Lee Ann: That is the human condition though, right? So, um, I think there's some research out there. I've heard that people are more attracted to, uh, the imperfect than the completely polished, perfect. It's what we're talking about, the scripted, the unscripted or whatever. But I think we're at a place now where people want that authenticity.
Jeff: I think in music. I would much rather hear live music because there is, uh I know that they've practiced and they've done everything they possibly could to do it. Right. But there's still imperfections not the right word. It's.
Lee Ann: Alive. There's energy there. There's a little fat finger here and there. There's something there's noise there's.
Jeff: And there are some bands that sound horrible in person because they can't do that. They can do it in a studio.
Eric: Yeah, mhm.
Jeff: But they can't do it live.
Lee Ann: Sometimes something is just lost. Um, I've noticed, like bluegrass, for instance. Not something I can listen to on a CD or tape. I am not going to there's no soul there for some reason. And I can't say I'm a huge bluegrass fan. However, if you've ever been to a bluegrass festival and you've seen the little lady doing the clogging, and they are killing their instruments, they are pouring everything.
Jeff: Into it, playing the washboard.
Lee Ann: I can't get enough of that at that moment, because it's about what they are giving. It's the connection and life energy of what they are giving to their instruments, what the instrument is giving to the audience. And everybody is all this amazing stuff.

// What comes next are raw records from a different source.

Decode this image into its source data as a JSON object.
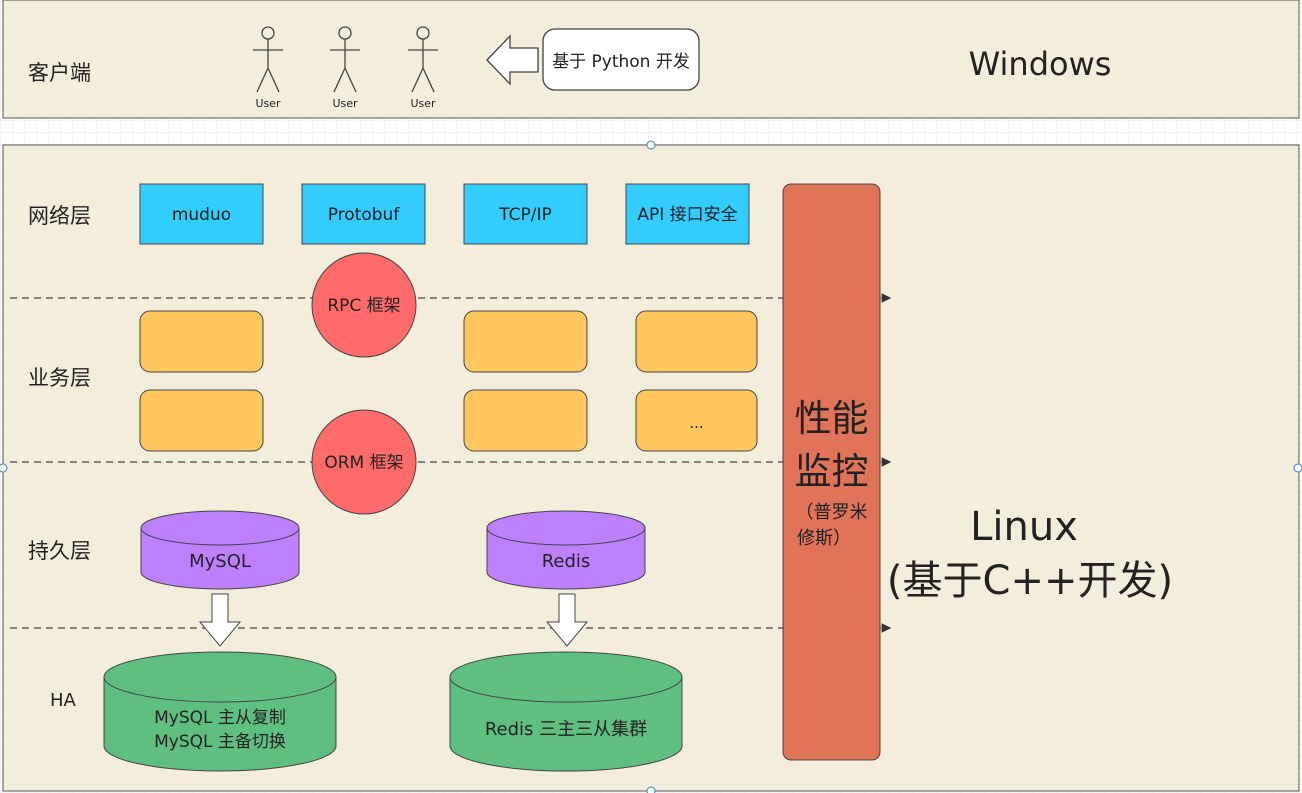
{
  "client": {
    "layer_label": "客户端",
    "os_label": "Windows",
    "users": [
      "User",
      "User",
      "User"
    ],
    "python_box": "基于 Python 开发"
  },
  "server": {
    "os_label_line1": "Linux",
    "os_label_line2": "(基于C++开发)",
    "layers": {
      "network": "网络层",
      "business": "业务层",
      "persistence": "持久层",
      "ha": "HA"
    },
    "network_boxes": [
      "muduo",
      "Protobuf",
      "TCP/IP",
      "API 接口安全"
    ],
    "rpc": "RPC 框架",
    "orm": "ORM 框架",
    "business_boxes": [
      "",
      "",
      "",
      "",
      "",
      "..."
    ],
    "db": {
      "mysql": "MySQL",
      "redis": "Redis",
      "mysql_ha_line1": "MySQL 主从复制",
      "mysql_ha_line2": "MySQL 主备切换",
      "redis_ha": "Redis 三主三从集群"
    },
    "monitor": {
      "title_line1": "性能",
      "title_line2": "监控",
      "sub_line1": "（普罗米",
      "sub_line2": "修斯）"
    }
  },
  "colors": {
    "panel_bg": "#f3eedc",
    "network_box": "#33ccff",
    "business_box": "#ffc75e",
    "framework_circle": "#ff6b6b",
    "db_purple": "#bf80ff",
    "db_green": "#5fbf80",
    "monitor": "#e07358"
  }
}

Jeff: The audience is giving back. And creativity, I think, is two ways.
Eric: It absolutely is. Leanne, we can't thank you enough for joining us again today. And as always, uh, we look forward to the next time that you can join us, which will be soon. We were talking off air about some other things that we had in our head, and then our producer reminded me, you're at our number. And I'm going, well, we can't get into two parts, okay? So please come back again.
Lee Ann: Thank you so much for having me. I always love hanging out with you guys. The, um, conversation flows just so organic.
Eric: It's a lot of fun. It's a blast. It's a blast. And for those of you, uh, out there listening, we do appreciate you tuning in, and we look forward to the next time we're together. Take care.